U.S. bankruptcy judge Sean Lane denied American's summary judgement request from 2012 to alter all of its retiree medical and life insurance plans. The Fort Worth-based carrier wanted to shift all of the premium costs of its retiree medical and life insurance plans to the retirees.
"For reasons set forth below, with limited exceptions, the Court denies the Motion because the relevant documents contain language reasonably susceptible to interpretation as a promise to vest benefits and lack language categorically reserving the Plaintiffs' right to terminate their contributions to the retiree benefits."
However, the company is allowed to change retiree benefits for the majority of current retirees who were non-union or management workers while at American, the judge wrote in his 49-page ruling which granted American's request for that set of retirees.
Lane denied American's request for summary judgement for TWA retirees because it was unclear what was American's responsibility to retiree when it purchased TWA.
"American will review his ruling and consider next steps related to the retiree health and life insurance benefits," the company said in a statement, thanking Lane for his analysis. "We always remain open to productive discussions to finally resolve this matter."
Typically when a request for summary judgement is denied, the issue moves forward with hearings and a possible trial to decide the issue. However, in his filing, Lane presented legal arguments that suggested that unions' collective bargaining agreements would take precedent over any retiree benefits plans.
"On this motion for summary judgement, the Court declines to allow the language in the unilaterally-drafted Omnibus Plan Documents to override the bargained-for language in the CBA," Lane wrote in the ruling.
In July 2012, American asked the bankruptcy court to allow it to modify its retiree health insurance plan to reduce its costs while restructuring.
Lane held a hearing in January 2013 to discuss the proposed modifications in which the plan would continue but retirees would be responsible for 100 percent of the premiums.

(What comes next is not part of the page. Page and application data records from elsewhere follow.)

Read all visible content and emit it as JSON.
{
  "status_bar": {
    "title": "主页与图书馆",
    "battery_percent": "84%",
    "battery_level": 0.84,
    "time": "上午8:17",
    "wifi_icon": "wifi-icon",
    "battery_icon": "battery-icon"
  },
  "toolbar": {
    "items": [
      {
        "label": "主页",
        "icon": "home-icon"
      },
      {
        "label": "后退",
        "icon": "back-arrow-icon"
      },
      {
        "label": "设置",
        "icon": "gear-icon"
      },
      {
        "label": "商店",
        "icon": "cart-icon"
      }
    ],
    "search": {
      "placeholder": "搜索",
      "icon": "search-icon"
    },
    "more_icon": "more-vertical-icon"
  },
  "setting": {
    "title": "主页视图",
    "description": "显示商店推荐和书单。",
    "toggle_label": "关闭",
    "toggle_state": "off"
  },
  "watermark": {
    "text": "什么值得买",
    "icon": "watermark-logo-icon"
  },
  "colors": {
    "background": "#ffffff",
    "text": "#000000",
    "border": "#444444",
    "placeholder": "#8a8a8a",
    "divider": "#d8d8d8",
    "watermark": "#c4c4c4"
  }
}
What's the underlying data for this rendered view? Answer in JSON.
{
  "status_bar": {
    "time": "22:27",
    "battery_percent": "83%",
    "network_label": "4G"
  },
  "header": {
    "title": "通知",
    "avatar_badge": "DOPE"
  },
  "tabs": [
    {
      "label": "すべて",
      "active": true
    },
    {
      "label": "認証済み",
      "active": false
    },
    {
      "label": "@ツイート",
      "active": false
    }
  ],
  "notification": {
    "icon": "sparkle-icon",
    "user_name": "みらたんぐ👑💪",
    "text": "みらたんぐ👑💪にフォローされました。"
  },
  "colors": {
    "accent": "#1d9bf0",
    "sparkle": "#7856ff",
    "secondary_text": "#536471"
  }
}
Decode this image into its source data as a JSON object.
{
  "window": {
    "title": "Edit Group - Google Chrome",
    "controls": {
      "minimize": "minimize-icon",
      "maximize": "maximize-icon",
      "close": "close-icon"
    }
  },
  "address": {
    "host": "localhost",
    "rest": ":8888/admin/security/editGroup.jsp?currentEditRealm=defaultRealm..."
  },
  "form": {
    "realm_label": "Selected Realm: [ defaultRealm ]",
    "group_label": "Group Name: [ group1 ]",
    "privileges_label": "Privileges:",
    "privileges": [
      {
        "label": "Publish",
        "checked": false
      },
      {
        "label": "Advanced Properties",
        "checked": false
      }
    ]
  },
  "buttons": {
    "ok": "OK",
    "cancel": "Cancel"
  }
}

But he never issued a ruling until Friday.
In previous court filings, American said its liability for retiree benefits in 2010 was $1.2 billion for its employees and $111 million for former TWA workers.
American has more than 46,000 retirees, but only 30,000 receive medical and life insurance through the company. Any changes made to the plan would affect those who retired before November 2012. Workers who retired after that date already pay the full cost of retiree medical plans if they are under 65.